Can we grow with minimal cashflow?

Having taken over the day-to-day running of my father’s business three years ago, I’ve concentrated on growing turnover, and sales growth has been strong and profits are up. It’s cashflow that worries me – I never seem to be fully in control of it. Our major customer has now increased his orders, which will require significant capital expenditure. What should I do?


A. Colin Mills of the FD Centre writes:

Well done on growing the business successfully to date. You seem to have conquered a key issue for many business owners but, as you found out, growth itself can create problems.

The key is to get good visibility in fi nancial terms of where the business is going, what the key drivers to business growth are and how they might change.

Visibility is achieved by projecting sales, profi ts and cash flow into the future, and understanding where any funding gaps are, how long they may exist and their nature.

Understanding the key drivers to growth is also important as this allows you to access the risk or ‘downside’ of any projection.

Funding gaps, and the nature of them, are critical, in order to help fi gure out the best form of funding that will not only allow you to close any gaps in the short term, but create flexibility to allow for future growth ongoing. In your situation, if there is signifi cant capital expenditure to fund, make sure you consider the various forms of asset finance available.

If you continue to grow rapidly then there may well be a case to consider one of the forms of invoice discounting also. Creating the best funding mix is essential.

Three things to remember:

1) Take action now. The farther ahead you get in terms of seeing funding gaps, the better. Bank managers or any other funding provider don’t really want to talk about problems, only opportunities. You can offer them an opportunity if you talk to them ahead of any pressing problems, and get better rates, by creating a bit of competition.

2) If you don’t have the fi nance skill sets within the business to help decide the best funding mix, or do a really professional job in creating visibility with numbers in profi t forecasts, balance sheets and cash flow statements that all link together – bring in expertise. Banks will get comfort with future projections if they are professionally prepared and they will get even more comfortable if they can talk numbers with fi nance professionals talking on behalf of the business. They can also negotiate the best rates.

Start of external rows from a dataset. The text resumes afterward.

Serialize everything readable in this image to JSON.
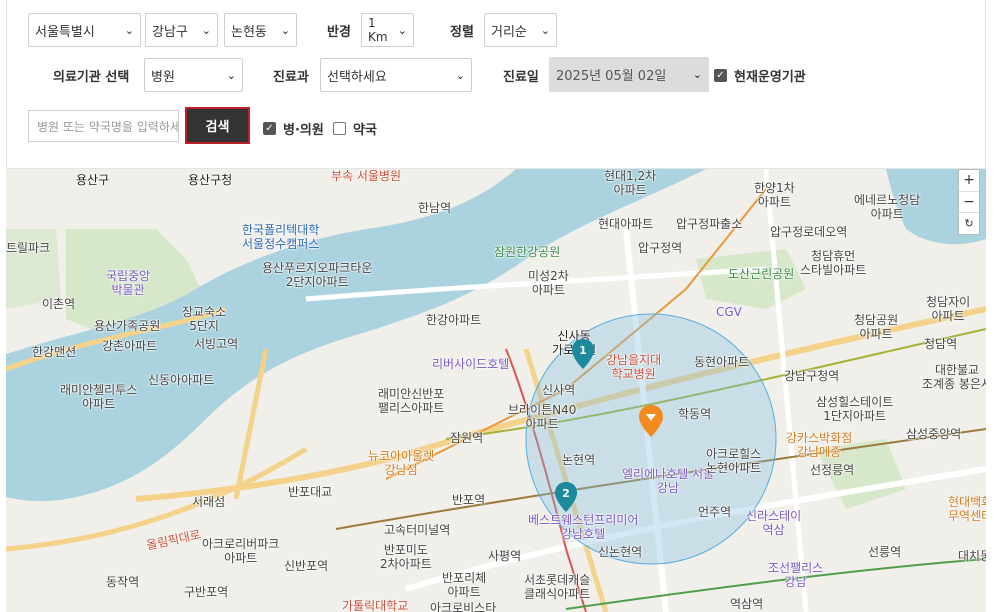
{
  "filters": {
    "city": "서울특별시",
    "district": "강남구",
    "dong": "논현동",
    "radius_label": "반경",
    "radius": "1 Km",
    "sort_label": "정렬",
    "sort": "거리순",
    "facility_label": "의료기관 선택",
    "facility": "병원",
    "dept_label": "진료과",
    "dept": "선택하세요",
    "date_label": "진료일",
    "date": "2025년 05월 02일",
    "open_now": "현재운영기관",
    "search_placeholder": "병원 또는 약국명을 입력하세요",
    "search_button": "검색",
    "hospital_check": "병·의원",
    "pharmacy_check": "약국"
  },
  "map": {
    "zoom_in": "+",
    "zoom_out": "−",
    "reset": "↻",
    "markers": [
      "1",
      "2"
    ],
    "colors": {
      "water": "#aad3df",
      "park": "#cfe5c4",
      "radius": "#7fc1e3",
      "marker_teal": "#1b8a9c",
      "marker_orange": "#f28a1e"
    },
    "labels": [
      {
        "t": "용산구",
        "c": "dark"
      },
      {
        "t": "용산구청",
        "c": "dark"
      },
      {
        "t": "부속 서울병원",
        "c": "red"
      },
      {
        "t": "한남역",
        "c": ""
      },
      {
        "t": "현대1,2차\n아파트",
        "c": ""
      },
      {
        "t": "한양1차\n아파트",
        "c": ""
      },
      {
        "t": "에네르노청담\n아파트",
        "c": ""
      },
      {
        "t": "한국폴리텍대학\n서울정수캠퍼스",
        "c": "blue"
      },
      {
        "t": "현대아파트",
        "c": ""
      },
      {
        "t": "압구정파출소",
        "c": ""
      },
      {
        "t": "압구정로데오역",
        "c": ""
      },
      {
        "t": "트릴파크",
        "c": ""
      },
      {
        "t": "잠원한강공원",
        "c": "green"
      },
      {
        "t": "압구정역",
        "c": ""
      },
      {
        "t": "청담휴먼\n스타빌아파트",
        "c": ""
      },
      {
        "t": "국립중앙\n박물관",
        "c": "purple"
      },
      {
        "t": "용산푸르지오파크타운\n2단지아파트",
        "c": ""
      },
      {
        "t": "미성2차\n아파트",
        "c": ""
      },
      {
        "t": "도산근린공원",
        "c": "green"
      },
      {
        "t": "이촌역",
        "c": ""
      },
      {
        "t": "장교숙소\n5단지",
        "c": ""
      },
      {
        "t": "CGV",
        "c": "purple"
      },
      {
        "t": "청담자이\n아파트",
        "c": ""
      },
      {
        "t": "용산가족공원",
        "c": ""
      },
      {
        "t": "한강아파트",
        "c": ""
      },
      {
        "t": "신사동\n가로수길",
        "c": "dark"
      },
      {
        "t": "청담공원\n아파트",
        "c": ""
      },
      {
        "t": "한강맨션",
        "c": ""
      },
      {
        "t": "강촌아파트",
        "c": ""
      },
      {
        "t": "서빙고역",
        "c": ""
      },
      {
        "t": "강남을지대\n학교병원",
        "c": "red"
      },
      {
        "t": "청담역",
        "c": ""
      },
      {
        "t": "리버사이드호텔",
        "c": "purple"
      },
      {
        "t": "동현아파트",
        "c": ""
      },
      {
        "t": "강남구청역",
        "c": ""
      },
      {
        "t": "대한불교\n조계종 봉은사",
        "c": ""
      },
      {
        "t": "신동아아파트",
        "c": ""
      },
      {
        "t": "래미안첼리투스\n아파트",
        "c": ""
      },
      {
        "t": "래미안신반포\n팰리스아파트",
        "c": ""
      },
      {
        "t": "신사역",
        "c": ""
      },
      {
        "t": "브라이튼N40\n아파트",
        "c": ""
      },
      {
        "t": "학동역",
        "c": ""
      },
      {
        "t": "삼성힐스테이트\n1단지아파트",
        "c": ""
      },
      {
        "t": "잠원역",
        "c": ""
      },
      {
        "t": "강카스박화점\n강남메종",
        "c": "orange"
      },
      {
        "t": "삼성중앙역",
        "c": ""
      },
      {
        "t": "뉴코아아울렛\n강남점",
        "c": "orange"
      },
      {
        "t": "논현역",
        "c": ""
      },
      {
        "t": "엘리에나호텔 서울\n강남",
        "c": "purple"
      },
      {
        "t": "아크로힐스\n논현아파트",
        "c": ""
      },
      {
        "t": "선정릉역",
        "c": ""
      },
      {
        "t": "반포대교",
        "c": ""
      },
      {
        "t": "반포역",
        "c": ""
      },
      {
        "t": "서래섬",
        "c": ""
      },
      {
        "t": "베스트웨스턴프리미어\n강남호텔",
        "c": "purple"
      },
      {
        "t": "언주역",
        "c": ""
      },
      {
        "t": "신라스테이\n역삼",
        "c": "purple"
      },
      {
        "t": "고속터미널역",
        "c": ""
      },
      {
        "t": "아크로리버파크\n아파트",
        "c": ""
      },
      {
        "t": "반포미도\n2차아파트",
        "c": ""
      },
      {
        "t": "사평역",
        "c": ""
      },
      {
        "t": "신논현역",
        "c": ""
      },
      {
        "t": "선릉역",
        "c": ""
      },
      {
        "t": "동작역",
        "c": ""
      },
      {
        "t": "신반포역",
        "c": ""
      },
      {
        "t": "반포리체\n아파트",
        "c": ""
      },
      {
        "t": "서초롯데캐슬\n클래식아파트",
        "c": ""
      },
      {
        "t": "조선팰리스\n강남",
        "c": "purple"
      },
      {
        "t": "구반포역",
        "c": ""
      },
      {
        "t": "가톨릭대학교",
        "c": "red"
      },
      {
        "t": "아크로비스타",
        "c": ""
      },
      {
        "t": "역삼역",
        "c": ""
      },
      {
        "t": "올림픽대로",
        "c": "red"
      },
      {
        "t": "현대백화\n무역센터",
        "c": "orange"
      },
      {
        "t": "대치동",
        "c": ""
      }
    ]
  }
}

 3) Repeat the process on a regular basis. In a fast growing business, especially one requiring capital expenditure, it’s vital to have a constant picture of where the business is going and whether any funding gaps develop as the business changes – and changes will happen.

Comments

(will not be published)